Traffickers in rural communities often lure Lao women and girls with false promises of legitimate work opportunities or promises of marriage—typically through the use of marriage brokers—to nationals in neighboring countries, primarily China, and then subject them to sex or labor trafficking. Children from poor, rural areas are especially vulnerable. Students often have little incentive to continue their education, especially given the legal work age of 14 and the lure of higher wages abroad. With no oversight by local authorities, foreign and Lao workers at or near foreign-owned or foreign-operated agricultural plantations—including banana and rubber plantations—railway construction sites, and SEZ are extremely vulnerable to forced labor and sex trafficking. A study conducted by an international organization in 2019 reported the presence of women and children in commercial sex near Chinese-financed railway construction sites. There are reports that the Boten Economic Zone near the border with China houses a flourishing commercial sex industry.

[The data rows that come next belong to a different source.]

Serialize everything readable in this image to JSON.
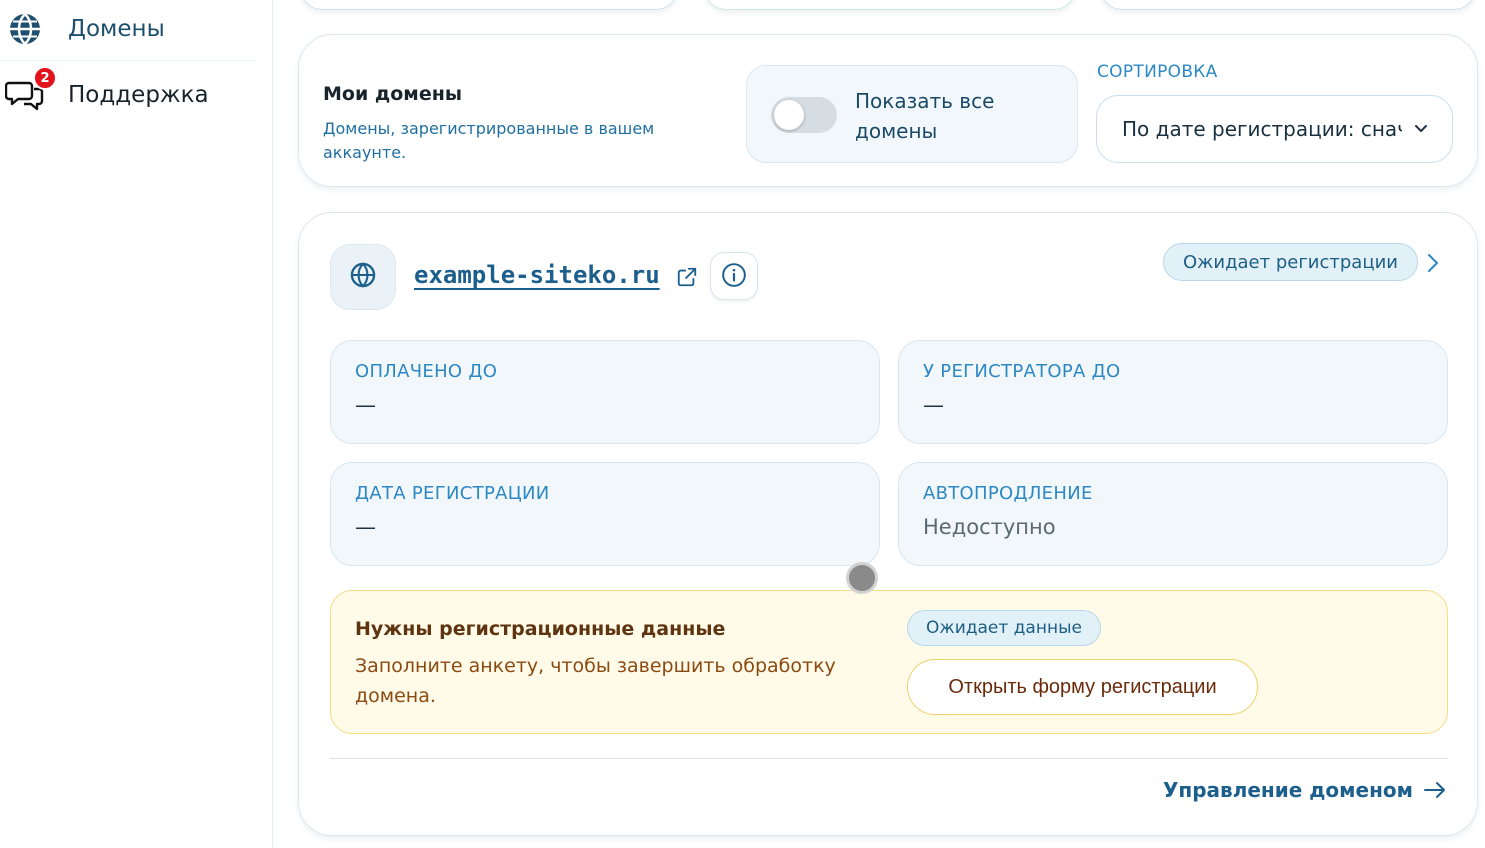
{
  "sidebar": {
    "items": [
      {
        "label": "Домены",
        "icon": "globe-icon",
        "active": true
      },
      {
        "label": "Поддержка",
        "icon": "chat-bubbles-icon",
        "badge": "2"
      }
    ]
  },
  "header": {
    "title": "Мои домены",
    "subtitle": "Домены, зарегистрированные в вашем аккаунте.",
    "toggle": {
      "label": "Показать все домены",
      "checked": false
    },
    "sort": {
      "label": "СОРТИРОВКА",
      "value": "По дате регистрации: снач"
    }
  },
  "domain": {
    "name": "example-siteko.ru",
    "status": "Ожидает регистрации",
    "fields": [
      {
        "label": "ОПЛАЧЕНО ДО",
        "value": "—"
      },
      {
        "label": "У РЕГИСТРАТОРА ДО",
        "value": "—"
      },
      {
        "label": "ДАТА РЕГИСТРАЦИИ",
        "value": "—"
      },
      {
        "label": "АВТОПРОДЛЕНИЕ",
        "value": "Недоступно"
      }
    ],
    "notice": {
      "title": "Нужны регистрационные данные",
      "text": "Заполните анкету, чтобы завершить обработку домена.",
      "status": "Ожидает данные",
      "button": "Открыть форму регистрации"
    },
    "manage_link": "Управление доменом"
  },
  "colors": {
    "accent": "#1d5f8c",
    "label_blue": "#2d88c4",
    "badge_red": "#e2131c",
    "warning_bg": "#fffbe8",
    "warning_border": "#f5dc87"
  }
}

Other reports indicate that Burmese nationals working as manual laborers or involved in commercial sex near the Lao portion of the Golden Triangle—the geographic area marked by the intersection of the Lao, Burmese, and Thai borders—may be victims of trafficking; a media report from February 2021 indicated the presence of Lao, Chinese, Burmese, Thai, and Vietnamese nationals in commercial sex in the Golden Triangle SEZ, some of whom may be trafficking victims. Traffickers also exploit Vietnamese, Chinese, and Lao women and children in sex trafficking in larger Lao cities and in close proximity to national borders, casinos, and SEZs—reportedly to meet the demand of Asian tourists and migrant workers. NGOs estimated in 2018 that 13,000 individuals in Laos are in commercial sex in established businesses and are potentially vulnerable to sex trafficking, with as many as three times that figure operating independently throughout the country. Reports indicate child sex tourists from the United Kingdom, Australia, and the United States have traveled to Laos for the purpose of exploiting child sex trafficking victims.